*Work to be completed*: Please show every line from the entries that carries the word "expanded".
----- Records to use
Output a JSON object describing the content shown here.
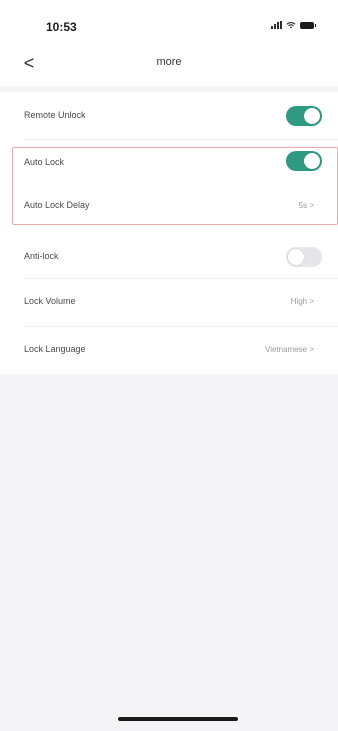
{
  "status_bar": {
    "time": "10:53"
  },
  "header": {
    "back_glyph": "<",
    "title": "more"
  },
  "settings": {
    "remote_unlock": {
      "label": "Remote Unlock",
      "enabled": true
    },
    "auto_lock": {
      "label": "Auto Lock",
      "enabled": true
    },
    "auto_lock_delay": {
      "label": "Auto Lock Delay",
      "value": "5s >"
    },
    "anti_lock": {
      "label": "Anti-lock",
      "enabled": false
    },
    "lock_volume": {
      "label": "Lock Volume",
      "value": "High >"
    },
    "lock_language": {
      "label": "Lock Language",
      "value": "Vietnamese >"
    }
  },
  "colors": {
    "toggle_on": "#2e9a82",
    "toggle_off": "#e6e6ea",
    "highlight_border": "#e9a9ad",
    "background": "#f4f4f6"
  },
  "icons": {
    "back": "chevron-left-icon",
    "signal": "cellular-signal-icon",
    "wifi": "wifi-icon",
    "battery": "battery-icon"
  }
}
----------
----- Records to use
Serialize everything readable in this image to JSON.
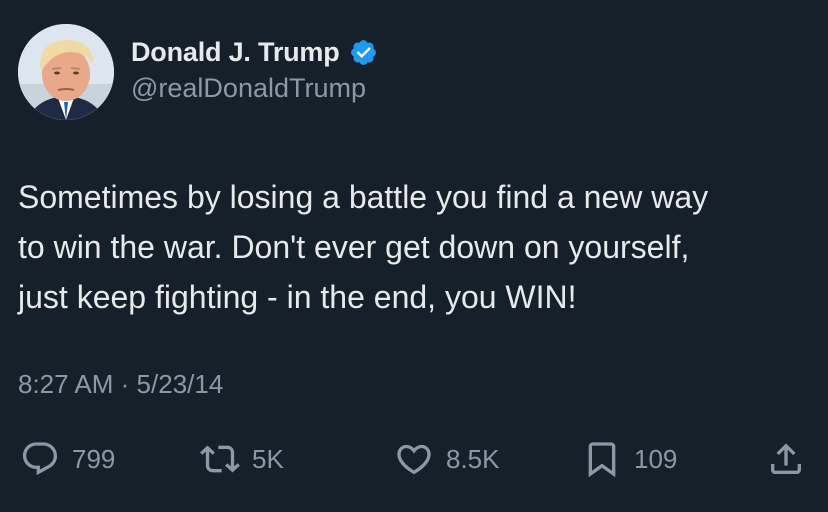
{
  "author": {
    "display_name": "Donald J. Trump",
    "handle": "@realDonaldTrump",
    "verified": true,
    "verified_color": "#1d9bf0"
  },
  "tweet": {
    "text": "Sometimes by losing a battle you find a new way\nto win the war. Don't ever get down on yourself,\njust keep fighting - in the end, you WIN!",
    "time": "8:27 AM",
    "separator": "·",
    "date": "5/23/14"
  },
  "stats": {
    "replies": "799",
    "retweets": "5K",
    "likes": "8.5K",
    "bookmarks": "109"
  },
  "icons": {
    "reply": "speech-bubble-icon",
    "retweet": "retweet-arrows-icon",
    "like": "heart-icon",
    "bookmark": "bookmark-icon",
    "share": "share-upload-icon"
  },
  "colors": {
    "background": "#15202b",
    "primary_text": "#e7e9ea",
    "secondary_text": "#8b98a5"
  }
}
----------
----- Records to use
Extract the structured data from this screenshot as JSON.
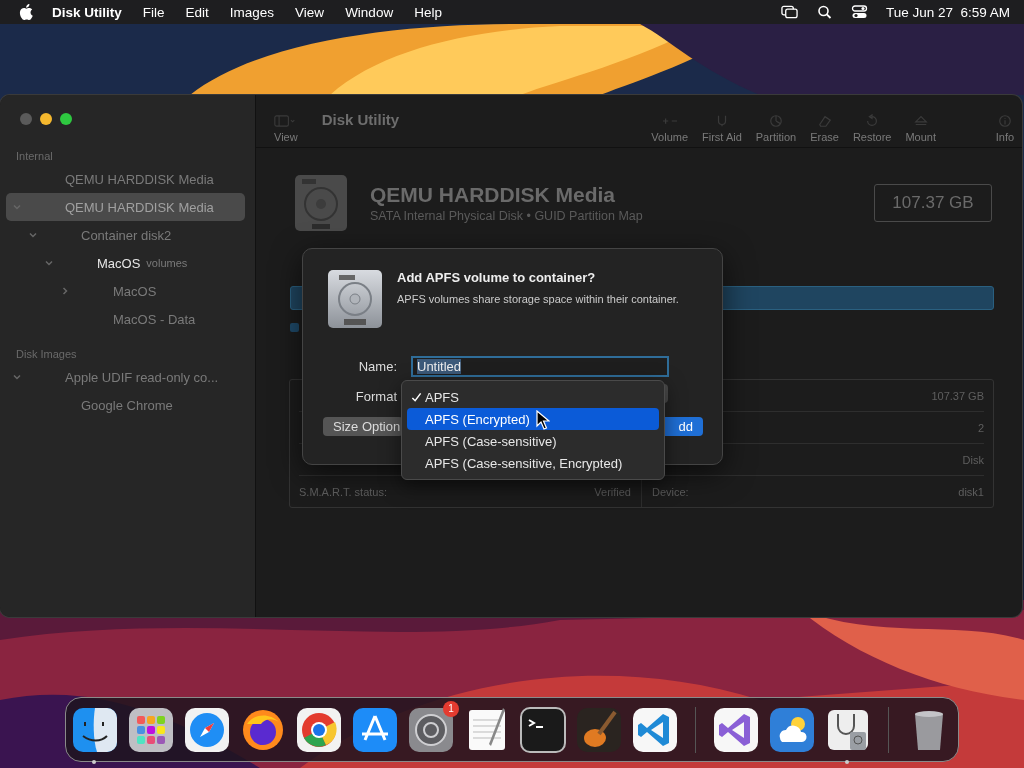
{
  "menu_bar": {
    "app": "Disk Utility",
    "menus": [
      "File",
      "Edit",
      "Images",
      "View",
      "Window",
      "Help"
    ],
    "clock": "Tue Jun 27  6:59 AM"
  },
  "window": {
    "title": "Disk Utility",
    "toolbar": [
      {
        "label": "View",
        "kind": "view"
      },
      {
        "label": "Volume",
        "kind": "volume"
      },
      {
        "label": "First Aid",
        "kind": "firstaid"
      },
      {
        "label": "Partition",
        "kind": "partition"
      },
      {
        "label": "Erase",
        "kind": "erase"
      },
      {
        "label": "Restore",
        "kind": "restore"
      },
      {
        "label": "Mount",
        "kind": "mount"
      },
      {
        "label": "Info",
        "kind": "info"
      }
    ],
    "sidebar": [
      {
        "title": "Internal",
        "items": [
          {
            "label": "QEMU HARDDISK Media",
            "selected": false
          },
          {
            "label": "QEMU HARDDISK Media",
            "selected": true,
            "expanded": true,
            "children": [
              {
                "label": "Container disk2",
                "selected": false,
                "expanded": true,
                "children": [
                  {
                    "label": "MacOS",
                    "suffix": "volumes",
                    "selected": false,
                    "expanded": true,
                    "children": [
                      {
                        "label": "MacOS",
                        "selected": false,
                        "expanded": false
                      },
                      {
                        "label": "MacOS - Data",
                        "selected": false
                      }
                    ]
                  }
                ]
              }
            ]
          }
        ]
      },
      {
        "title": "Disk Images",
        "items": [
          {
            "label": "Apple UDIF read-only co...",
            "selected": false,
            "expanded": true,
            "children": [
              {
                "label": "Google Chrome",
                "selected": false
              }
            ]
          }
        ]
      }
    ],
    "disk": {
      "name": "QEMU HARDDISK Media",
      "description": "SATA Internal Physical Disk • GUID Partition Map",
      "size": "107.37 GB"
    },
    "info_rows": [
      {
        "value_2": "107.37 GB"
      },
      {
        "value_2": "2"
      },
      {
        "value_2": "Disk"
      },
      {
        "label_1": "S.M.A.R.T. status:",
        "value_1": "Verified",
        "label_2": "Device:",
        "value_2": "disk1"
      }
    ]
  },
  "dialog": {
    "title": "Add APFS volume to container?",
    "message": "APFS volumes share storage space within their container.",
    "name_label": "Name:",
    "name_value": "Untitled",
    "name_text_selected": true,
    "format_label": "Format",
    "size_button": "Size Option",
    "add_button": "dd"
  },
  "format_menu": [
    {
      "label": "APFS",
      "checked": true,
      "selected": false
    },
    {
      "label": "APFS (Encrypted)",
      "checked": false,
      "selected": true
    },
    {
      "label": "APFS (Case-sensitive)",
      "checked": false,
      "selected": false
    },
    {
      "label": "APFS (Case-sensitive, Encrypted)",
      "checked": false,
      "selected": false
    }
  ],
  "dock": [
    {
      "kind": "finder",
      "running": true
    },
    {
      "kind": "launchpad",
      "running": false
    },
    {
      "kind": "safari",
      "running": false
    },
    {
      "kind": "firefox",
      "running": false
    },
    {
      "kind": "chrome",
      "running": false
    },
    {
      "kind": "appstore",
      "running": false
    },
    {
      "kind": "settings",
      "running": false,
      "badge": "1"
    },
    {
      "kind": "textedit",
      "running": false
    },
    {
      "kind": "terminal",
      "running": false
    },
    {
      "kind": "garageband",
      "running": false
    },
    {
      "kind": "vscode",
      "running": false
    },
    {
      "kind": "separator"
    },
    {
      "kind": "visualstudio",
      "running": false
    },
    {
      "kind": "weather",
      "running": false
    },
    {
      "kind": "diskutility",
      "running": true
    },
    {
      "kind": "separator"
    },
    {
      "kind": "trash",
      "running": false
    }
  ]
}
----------
*Solution*:
            "expanded": true,
                "expanded": true,
                    "expanded": true,
                        "expanded": false
            "expanded": true,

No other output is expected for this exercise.